If your aim is average then each layer needs to have a progressive value based on previous layers in the stack.
layer no alpha (%)
And so on. Proof:
If you want to have a stack of 4 layers and each have same contribution then: At layer 2 each layer has a 50 50 because layer 2 lets half trough. At layer 3 layer one is 33 and layers 1 and 2 contribute 67% of 50 Which is 33% within rounding error. At layer 4 layer layer 4 has 25 % and layers 1-3 have 75% or 33 which again is 25% withing rounding error.
Now the problem with this is that for many layers its tedious to set up. But also there is a significant source of rounding errors happening at each layer computation.

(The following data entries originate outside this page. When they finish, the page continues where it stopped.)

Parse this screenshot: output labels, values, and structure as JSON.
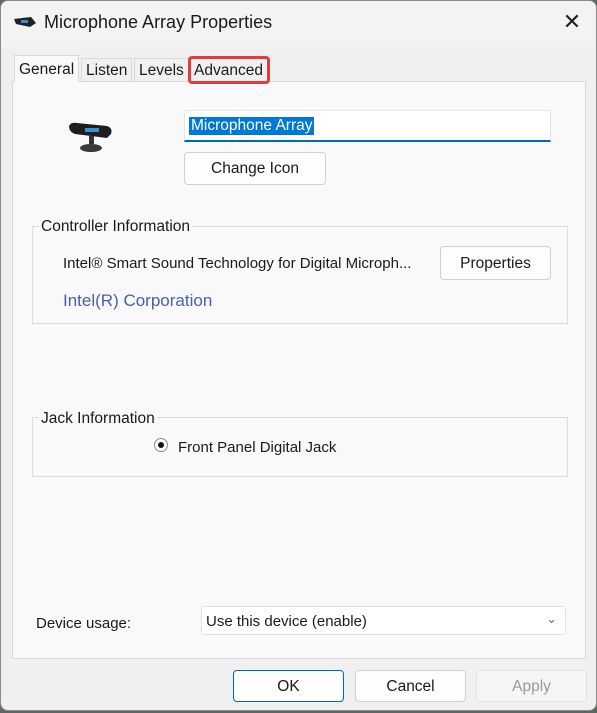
{
  "window": {
    "title": "Microphone Array Properties",
    "close_icon": "close-icon"
  },
  "tabs": [
    {
      "label": "General",
      "active": true
    },
    {
      "label": "Listen"
    },
    {
      "label": "Levels"
    },
    {
      "label": "Advanced",
      "highlighted": true
    }
  ],
  "general": {
    "device_name": "Microphone Array",
    "change_icon_label": "Change Icon",
    "controller": {
      "title": "Controller Information",
      "name": "Intel® Smart Sound Technology for Digital Microph...",
      "manufacturer": "Intel(R) Corporation",
      "properties_label": "Properties"
    },
    "jack": {
      "title": "Jack Information",
      "name": "Front Panel Digital Jack"
    },
    "device_usage": {
      "label": "Device usage:",
      "value": "Use this device (enable)"
    }
  },
  "footer": {
    "ok": "OK",
    "cancel": "Cancel",
    "apply": "Apply"
  },
  "colors": {
    "accent": "#0067c0",
    "highlight": "#e53a40",
    "link": "#4a5fa8"
  }
}
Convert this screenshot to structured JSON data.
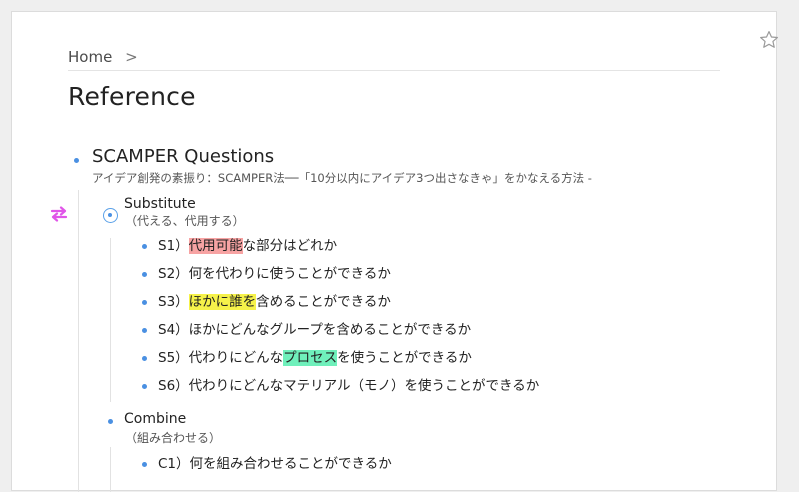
{
  "breadcrumb": {
    "home": "Home",
    "separator": ">"
  },
  "page_title": "Reference",
  "root": {
    "title": "SCAMPER Questions",
    "note": "アイデア創発の素振り：SCAMPER法──「10分以内にアイデア3つ出さなきゃ」をかなえる方法 -"
  },
  "sections": [
    {
      "title": "Substitute",
      "note": "（代える、代用する）",
      "items": [
        {
          "before": "S1）",
          "highlight": "代用可能",
          "after": "な部分はどれか",
          "color": "#f7a3a3"
        },
        {
          "before": "S2）何を代わりに使うことができるか",
          "highlight": "",
          "after": ""
        },
        {
          "before": "S3）",
          "highlight": "ほかに誰を",
          "after": "含めることができるか",
          "color": "#f6f24a"
        },
        {
          "before": "S4）ほかにどんなグループを含めることができるか",
          "highlight": "",
          "after": ""
        },
        {
          "before": "S5）代わりにどんな",
          "highlight": "プロセス",
          "after": "を使うことができるか",
          "color": "#6ff0bb"
        },
        {
          "before": "S6）代わりにどんなマテリアル（モノ）を使うことができるか",
          "highlight": "",
          "after": ""
        }
      ]
    },
    {
      "title": "Combine",
      "note": "（組み合わせる）",
      "items": [
        {
          "before": "C1）何を組み合わせることができるか",
          "highlight": "",
          "after": ""
        }
      ]
    }
  ],
  "icons": {
    "star": "star-icon",
    "move": "move-arrows-icon",
    "bullet_color": "#4a90e2"
  }
}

Now since you have tagged this Adobe Photoshop, theres a easier and less rounding prone way. What you do is:
- You select the layers you want to average in the layers panel.

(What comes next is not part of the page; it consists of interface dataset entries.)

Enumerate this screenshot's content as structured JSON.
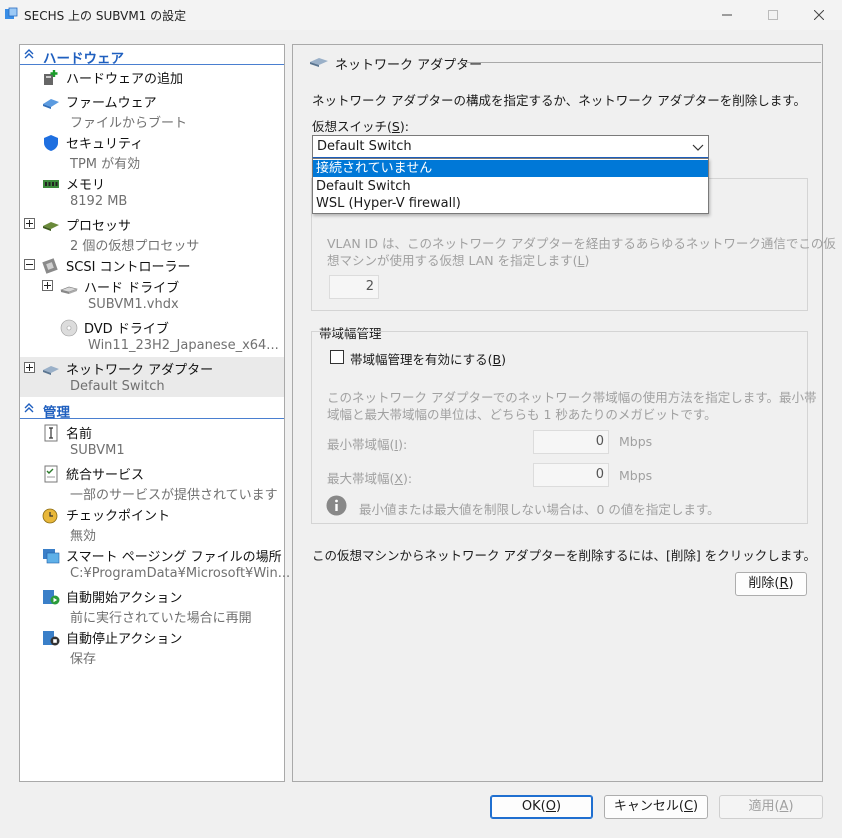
{
  "window": {
    "title": "SECHS 上の SUBVM1 の設定"
  },
  "tree": {
    "hardware_header": "ハードウェア",
    "management_header": "管理",
    "hardware_items": [
      {
        "name": "ハードウェアの追加",
        "sub": "",
        "icon": "add-hardware-icon"
      },
      {
        "name": "ファームウェア",
        "sub": "ファイルからブート",
        "icon": "firmware-icon"
      },
      {
        "name": "セキュリティ",
        "sub": "TPM が有効",
        "icon": "shield-icon"
      },
      {
        "name": "メモリ",
        "sub": "8192 MB",
        "icon": "memory-icon"
      },
      {
        "name": "プロセッサ",
        "sub": "2 個の仮想プロセッサ",
        "icon": "processor-icon"
      },
      {
        "name": "SCSI コントローラー",
        "sub": "",
        "icon": "scsi-controller-icon"
      },
      {
        "name": "ハード ドライブ",
        "sub": "SUBVM1.vhdx",
        "icon": "hard-drive-icon"
      },
      {
        "name": "DVD ドライブ",
        "sub": "Win11_23H2_Japanese_x64...",
        "icon": "dvd-drive-icon"
      },
      {
        "name": "ネットワーク アダプター",
        "sub": "Default Switch",
        "icon": "network-adapter-icon"
      }
    ],
    "management_items": [
      {
        "name": "名前",
        "sub": "SUBVM1",
        "icon": "name-icon"
      },
      {
        "name": "統合サービス",
        "sub": "一部のサービスが提供されています",
        "icon": "integration-services-icon"
      },
      {
        "name": "チェックポイント",
        "sub": "無効",
        "icon": "checkpoint-icon"
      },
      {
        "name": "スマート ページング ファイルの場所",
        "sub": "C:¥ProgramData¥Microsoft¥Win...",
        "icon": "smart-paging-icon"
      },
      {
        "name": "自動開始アクション",
        "sub": "前に実行されていた場合に再開",
        "icon": "auto-start-icon"
      },
      {
        "name": "自動停止アクション",
        "sub": "保存",
        "icon": "auto-stop-icon"
      }
    ]
  },
  "pane": {
    "header": "ネットワーク アダプター",
    "description": "ネットワーク アダプターの構成を指定するか、ネットワーク アダプターを削除します。",
    "switch_label": "仮想スイッチ(",
    "switch_key": "S",
    "switch_label_end": "):",
    "switch_value": "Default Switch",
    "switch_options": [
      "接続されていません",
      "Default Switch",
      "WSL (Hyper-V firewall)"
    ],
    "vlan_text_1": "VLAN ID は、このネットワーク アダプターを経由するあらゆるネットワーク通信でこの仮",
    "vlan_text_2": "想マシンが使用する仮想 LAN を指定します(",
    "vlan_key": "L",
    "vlan_text_end": ")",
    "vlan_value": "2",
    "bandwidth_header": "帯域幅管理",
    "bandwidth_check_label": "帯域幅管理を有効にする(",
    "bandwidth_check_key": "B",
    "bandwidth_check_end": ")",
    "bandwidth_desc_1": "このネットワーク アダプターでのネットワーク帯域幅の使用方法を指定します。最小帯",
    "bandwidth_desc_2": "域幅と最大帯域幅の単位は、どちらも 1 秒あたりのメガビットです。",
    "min_label": "最小帯域幅(",
    "min_key": "I",
    "min_end": "):",
    "min_value": "0",
    "max_label": "最大帯域幅(",
    "max_key": "X",
    "max_end": "):",
    "max_value": "0",
    "unit": "Mbps",
    "info_text": "最小値または最大値を制限しない場合は、0 の値を指定します。",
    "remove_text": "この仮想マシンからネットワーク アダプターを削除するには、[削除] をクリックします。",
    "remove_label": "削除(",
    "remove_key": "R",
    "remove_end": ")"
  },
  "buttons": {
    "ok_label": "OK(",
    "ok_key": "O",
    "ok_end": ")",
    "cancel_label": "キャンセル(",
    "cancel_key": "C",
    "cancel_end": ")",
    "apply_label": "適用(",
    "apply_key": "A",
    "apply_end": ")"
  },
  "colors": {
    "accent": "#1f5fbf",
    "highlight": "#0078d7"
  }
}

- Right click on the layers palette and choose make Convert to smart object
- Now there is a special function in Layer → Smart Objects → Stack Mode → Mean
It also has other nifty statistical tools. Benefit of this is that if you want a eliminate you can just hide it and it does not partake in the stack. Also it does less rounding errors. But more importantly you canb use the super useful median and min/max. (although the others have their uses for scientific imaging)
How many can you stack? Well it depends on the images and how they overlap it is possible that a average of a couple of hunred images can tell you something, i have used such images. But more likely blending thisway more than 12 images wont give you much.